Lewis & Clark Established a Winter Camp at River Dubois
On December 12, 1803 Clark and his men entered the River Dubois near the present city of Hartford, Illinois and pulled up on the southern bank. The river's mouth was a good harbor for boats and the location was very close to the mouth of the Missouri River, the route chosen for the expedition. Most importantly, the location was in United States territory on the east side of the Mississippi River, which would honor the Spanish Commandant's ruling that the expedition stay out of the Louisiana Territory until it was transferred to the U.S. Clark chose this spot for the expedition's winter camp.
Camp River Dubois was a military camp and the soldiers were required to participate in training and perform other military duties. U.S. military regulations governed how buildings and tents were to be laid out and how the soldiers were to function.
Soldiers had to maintain personal cleanliness and health, police the camp to maintain order and a healthy environment, and care for their equipment and clothing. They had inspections, marched and stood guard duty. In addition to marksmanship practice (offhand shooting at a fifty-yard target) and shooting competitions with neighbors, they hunted to supplement their military rations. Sgt. John Ordway was in charge of the camp during periods in which both Captains Lewis and Clark were away.
Military regulations provided for laundry support and included pay and housing for civilian employees. A woman volunteered to wash and sew: "Cloudy to day, a woman Come forward wishing to wash and doe Such things as may be necessary for the Detachment several men Come from the Countrey to See us & Shoot with the men," Clark noted on January 1, 1804. Clark hired the washer woman, Mrs. Cane, and had a cabin built for her.
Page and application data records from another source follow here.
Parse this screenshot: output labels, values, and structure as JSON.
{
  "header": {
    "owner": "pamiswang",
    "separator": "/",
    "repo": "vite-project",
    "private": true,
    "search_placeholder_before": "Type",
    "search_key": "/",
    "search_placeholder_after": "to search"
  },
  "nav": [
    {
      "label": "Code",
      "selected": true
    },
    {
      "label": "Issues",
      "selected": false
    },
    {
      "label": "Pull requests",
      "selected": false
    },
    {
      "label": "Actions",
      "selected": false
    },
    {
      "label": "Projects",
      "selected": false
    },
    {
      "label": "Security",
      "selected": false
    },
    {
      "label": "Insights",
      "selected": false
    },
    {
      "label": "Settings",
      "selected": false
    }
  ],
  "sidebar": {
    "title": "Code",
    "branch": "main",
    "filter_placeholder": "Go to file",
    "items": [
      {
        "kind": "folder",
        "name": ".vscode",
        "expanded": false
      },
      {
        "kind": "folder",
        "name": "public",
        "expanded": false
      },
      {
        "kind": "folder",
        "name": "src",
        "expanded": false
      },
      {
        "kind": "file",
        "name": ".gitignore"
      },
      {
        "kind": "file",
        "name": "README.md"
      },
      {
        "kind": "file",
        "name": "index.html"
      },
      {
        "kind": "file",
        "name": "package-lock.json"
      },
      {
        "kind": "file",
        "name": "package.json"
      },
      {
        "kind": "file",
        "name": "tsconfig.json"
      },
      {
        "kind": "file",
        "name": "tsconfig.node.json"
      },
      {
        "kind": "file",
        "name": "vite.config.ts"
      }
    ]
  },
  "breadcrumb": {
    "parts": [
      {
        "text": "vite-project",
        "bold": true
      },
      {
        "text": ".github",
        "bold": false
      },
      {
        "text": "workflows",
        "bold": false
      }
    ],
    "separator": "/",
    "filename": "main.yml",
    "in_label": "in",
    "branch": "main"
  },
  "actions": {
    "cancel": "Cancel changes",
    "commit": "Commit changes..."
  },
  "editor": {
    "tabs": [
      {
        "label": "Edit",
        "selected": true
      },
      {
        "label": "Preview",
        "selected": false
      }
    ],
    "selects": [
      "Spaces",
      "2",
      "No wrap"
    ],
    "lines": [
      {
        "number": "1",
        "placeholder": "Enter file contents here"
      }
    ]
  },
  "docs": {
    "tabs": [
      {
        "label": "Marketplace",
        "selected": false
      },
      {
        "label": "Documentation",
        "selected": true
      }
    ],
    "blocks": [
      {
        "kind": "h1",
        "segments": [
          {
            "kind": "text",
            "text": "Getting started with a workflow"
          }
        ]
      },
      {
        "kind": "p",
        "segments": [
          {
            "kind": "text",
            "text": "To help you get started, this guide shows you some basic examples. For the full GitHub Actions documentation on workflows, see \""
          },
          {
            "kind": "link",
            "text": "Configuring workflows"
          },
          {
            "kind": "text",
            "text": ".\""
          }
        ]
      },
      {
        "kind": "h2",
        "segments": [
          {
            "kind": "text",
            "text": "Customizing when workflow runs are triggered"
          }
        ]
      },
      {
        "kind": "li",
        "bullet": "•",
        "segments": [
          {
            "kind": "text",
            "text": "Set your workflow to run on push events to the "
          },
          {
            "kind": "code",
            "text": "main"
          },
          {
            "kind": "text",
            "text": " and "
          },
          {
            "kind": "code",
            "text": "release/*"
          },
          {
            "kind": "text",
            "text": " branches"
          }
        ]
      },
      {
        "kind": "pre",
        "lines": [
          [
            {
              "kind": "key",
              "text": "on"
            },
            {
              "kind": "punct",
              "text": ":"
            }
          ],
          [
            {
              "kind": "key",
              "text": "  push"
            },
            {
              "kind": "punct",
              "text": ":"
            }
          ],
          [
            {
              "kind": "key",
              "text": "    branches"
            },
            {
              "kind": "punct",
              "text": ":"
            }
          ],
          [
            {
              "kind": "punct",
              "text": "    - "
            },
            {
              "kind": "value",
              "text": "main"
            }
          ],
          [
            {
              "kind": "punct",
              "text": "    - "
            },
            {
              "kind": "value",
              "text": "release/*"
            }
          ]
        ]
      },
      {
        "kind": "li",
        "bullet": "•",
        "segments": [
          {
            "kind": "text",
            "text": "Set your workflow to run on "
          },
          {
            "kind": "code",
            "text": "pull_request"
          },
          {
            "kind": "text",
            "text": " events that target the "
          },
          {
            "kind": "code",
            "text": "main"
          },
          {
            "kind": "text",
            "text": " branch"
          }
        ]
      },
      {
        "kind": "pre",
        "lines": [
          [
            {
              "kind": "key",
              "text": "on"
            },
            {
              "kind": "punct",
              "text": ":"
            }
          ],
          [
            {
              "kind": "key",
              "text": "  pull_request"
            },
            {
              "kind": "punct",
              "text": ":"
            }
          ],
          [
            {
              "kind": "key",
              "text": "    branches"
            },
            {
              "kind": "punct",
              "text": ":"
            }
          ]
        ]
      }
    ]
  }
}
The military drills and basic camp chores made for a long winter for the men, who were anxious to be underway. As a result, drunkenness, fighting and other inappropriate behavior occasionally occurred, in one case leading to a court-martial. It had been Lewis' policy to accept the best volunteers on a trial basis. Clark evaluated the soldiers and other volunteers at Camp River Dubois and selected those who would be the best men for the long journey to the Pacific Ocean. Once selected, Clark made sure the men functioned as a team. Rather than expel men for fighting, for example, he made the offenders work together to build the washer woman's cabin.
Camp River Dubois often had visitors such as traveling Indians, traders, military contractors, or local squatters. Many of these people provided information about the areas west of the Mississippi River where the expedition would soon be heading.